July 05, 2017
Until last month I had never heard about dry and secondary drowning. As a
parent who has been actively seeking to educate myself on
for my family, I was alarmed to learn about the tragic consequences that can occur long
water submersion injury
or event. I always thought that drowning happens immediately. I have seen
plenty of children and adults rescued by lifeguards at the beach, lake or
pool. These near-drowning incidents have occurred quickly in the water. I
did not know that a drowning death could happen hours or even days after
submersion. That was, until I read about a little boy named Frankie.
Last month I heard about the tragic loss of this four-year-old boy from Texas. Several days after swimming, he passed away because, unbeknownst to his family, water had entered his lungs. According to reports he had not been feeling well but it seemed like he was battling a common stomach bug. It was not until he stopped breathing that his family realized something was terribly wrong. By that point it was too late.
Any story about the death of a young child is heartbreaking. I was affected upon hearing about Frankie because I feel deeply sorry for his loss of life and his grieving family. I am also grateful that they are sharing their sad story because it can help prevent such a tragedy from happening to another family.
I now join the ranks of many parents who are wondering about these lesser-known, delayed injuries and fatalities from water. Because of the media coverage of the tragic accident, some parents are paying closer attention to their own children after swimming to ensure they do not realize the same sad fate. As we continue to enjoy summer, with many of us in or around water, I wanted to share what I have learned about dry and secondary drowning in an effort to spread the word about what to look for and how to protect our children.
According to the Cleveland Clinic, dry drowning is when a person’s larynx closes as a protective response to water submersion, cutting off air and oxygen. Secondary drowning occurs when water gets into the lungs and collects there resulting in pulmonary edema, which impedes breathing. In both, symptoms can begin immediately or may not start to show for as long as 48 hours after being submerged in water.
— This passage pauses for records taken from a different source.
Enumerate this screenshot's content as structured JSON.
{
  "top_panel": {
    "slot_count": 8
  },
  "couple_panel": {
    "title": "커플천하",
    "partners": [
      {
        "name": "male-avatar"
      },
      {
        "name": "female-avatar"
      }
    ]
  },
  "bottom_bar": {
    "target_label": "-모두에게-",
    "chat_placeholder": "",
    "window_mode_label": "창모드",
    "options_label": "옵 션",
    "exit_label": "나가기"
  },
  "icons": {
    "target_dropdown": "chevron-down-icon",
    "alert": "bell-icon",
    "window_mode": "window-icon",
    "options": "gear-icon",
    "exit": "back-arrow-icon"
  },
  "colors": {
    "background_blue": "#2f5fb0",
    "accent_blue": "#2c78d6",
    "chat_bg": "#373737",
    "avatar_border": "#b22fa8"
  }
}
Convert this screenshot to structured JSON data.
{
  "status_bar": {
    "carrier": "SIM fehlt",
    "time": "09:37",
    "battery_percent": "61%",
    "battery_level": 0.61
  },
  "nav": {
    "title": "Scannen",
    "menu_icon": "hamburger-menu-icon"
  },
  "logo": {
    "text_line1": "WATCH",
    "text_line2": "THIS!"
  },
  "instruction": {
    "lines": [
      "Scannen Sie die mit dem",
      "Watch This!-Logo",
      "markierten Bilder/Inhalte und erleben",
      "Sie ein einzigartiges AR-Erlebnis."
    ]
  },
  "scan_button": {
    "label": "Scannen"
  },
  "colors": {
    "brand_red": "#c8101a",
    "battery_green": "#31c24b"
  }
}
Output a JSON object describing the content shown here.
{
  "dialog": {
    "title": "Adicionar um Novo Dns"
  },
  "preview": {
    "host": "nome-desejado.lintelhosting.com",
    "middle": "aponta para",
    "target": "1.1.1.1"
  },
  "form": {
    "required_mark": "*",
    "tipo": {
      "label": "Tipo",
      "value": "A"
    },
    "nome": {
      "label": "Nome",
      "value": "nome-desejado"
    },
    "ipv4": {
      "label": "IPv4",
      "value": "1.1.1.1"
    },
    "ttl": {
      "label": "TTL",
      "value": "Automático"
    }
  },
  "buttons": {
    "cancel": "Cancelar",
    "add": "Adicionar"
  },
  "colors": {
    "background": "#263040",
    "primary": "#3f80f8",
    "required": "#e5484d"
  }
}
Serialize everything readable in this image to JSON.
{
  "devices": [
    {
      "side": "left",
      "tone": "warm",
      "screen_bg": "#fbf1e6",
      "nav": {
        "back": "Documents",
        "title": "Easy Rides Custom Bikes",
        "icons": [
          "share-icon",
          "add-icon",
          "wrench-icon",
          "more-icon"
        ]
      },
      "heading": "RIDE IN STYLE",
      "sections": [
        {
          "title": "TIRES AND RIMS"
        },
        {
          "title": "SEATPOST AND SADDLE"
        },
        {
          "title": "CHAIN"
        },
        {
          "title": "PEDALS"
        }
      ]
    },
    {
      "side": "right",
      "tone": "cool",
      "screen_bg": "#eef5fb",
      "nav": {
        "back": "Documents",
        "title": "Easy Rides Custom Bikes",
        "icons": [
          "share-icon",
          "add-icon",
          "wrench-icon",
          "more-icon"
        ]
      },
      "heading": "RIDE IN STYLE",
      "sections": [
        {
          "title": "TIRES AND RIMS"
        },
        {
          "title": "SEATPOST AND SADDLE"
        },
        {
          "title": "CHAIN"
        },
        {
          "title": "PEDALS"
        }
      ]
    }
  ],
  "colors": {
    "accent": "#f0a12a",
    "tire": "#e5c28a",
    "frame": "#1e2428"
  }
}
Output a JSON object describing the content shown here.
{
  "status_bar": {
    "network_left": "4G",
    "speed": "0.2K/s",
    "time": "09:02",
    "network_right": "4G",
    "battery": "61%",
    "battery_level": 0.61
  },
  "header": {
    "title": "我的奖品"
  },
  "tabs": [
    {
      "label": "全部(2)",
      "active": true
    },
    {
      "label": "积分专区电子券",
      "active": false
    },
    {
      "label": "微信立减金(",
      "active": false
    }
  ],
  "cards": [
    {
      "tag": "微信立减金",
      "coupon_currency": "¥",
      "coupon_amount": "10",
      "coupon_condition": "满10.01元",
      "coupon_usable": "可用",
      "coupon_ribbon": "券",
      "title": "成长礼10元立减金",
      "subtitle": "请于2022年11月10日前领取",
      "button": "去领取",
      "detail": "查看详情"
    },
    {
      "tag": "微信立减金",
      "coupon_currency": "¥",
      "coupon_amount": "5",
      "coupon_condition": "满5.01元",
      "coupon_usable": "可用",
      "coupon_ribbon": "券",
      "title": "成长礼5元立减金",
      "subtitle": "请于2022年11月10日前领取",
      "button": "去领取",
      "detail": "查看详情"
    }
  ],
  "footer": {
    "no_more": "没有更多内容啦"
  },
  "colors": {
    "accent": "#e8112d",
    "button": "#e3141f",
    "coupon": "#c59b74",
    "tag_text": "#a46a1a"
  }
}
Parents Magazine offers a comprehensive understanding of dry and secondary drowning, which I have found really helpful in increasing my knowledge. Based on input from a number of medical professionals, here is a synopsis of symptoms they recommend watching out for in an effort to protect your children from a drowning fatality. Take your child to the nearest emergency room, urgent care facility or to their pediatrician if any of the following occurs after being in water:
• The child is saved from a drowning incident or a water submersion injury.
• The child is coughing and having a hard time breathing normally.
• The child goes from fully energized to extremely tired, confused or forgetful (do not let him fall asleep until he gets checked out).
• The child is nauseous or vomiting in the minutes, hours and days after.
I have taken my son to the pediatrician for the smallest of red flags. If something seems off about my baby boy I never hesitate to seek medical attention. So it should go without saying that if I notice any hint of these dry and secondary drowning symptoms I will proceed to the nearest emergency room immediately. I operate as an overly-cautious mother because my son’s safety and well-being are of paramount concern to me. Each and every time, I would rather be safe than sorry.
It is prudent to be alert and aware of all those around you when in and around the water. Keep in mind that babies and toddlers are not the only ones susceptible to dry and secondary drowning. This can happen to older children and adults, too. My husband and I were swimming in a lake in Wisconsin a couple of years ago when a woman started to struggle about 20 feet from the dock. Even though lifeguards were on duty, it was my husband who quickly responded to her calls for help. He helped her to the dock where the guards pulled her up. I have no doubt that my husband prevented this woman from serious injury or even death that day. Sometimes a stranger can become a hero.
No matter the age, I recommend keeping some general water safety tips in mind when in and around water:
• Whether it is a lifeguard, a parent or a friend – someone nearby should know CPR.
• Never leave children unsupervised near water.
• Keep an eye on adults who are not proficient swimmers.
• Babies and toddlers should be kept at arm's length.
• Don't rely on inflatable or foam toys to keep children or anyone afloat.
• Learn how to swim and teach children.
• Don't drink alcohol when in or around water and when supervising swimming children.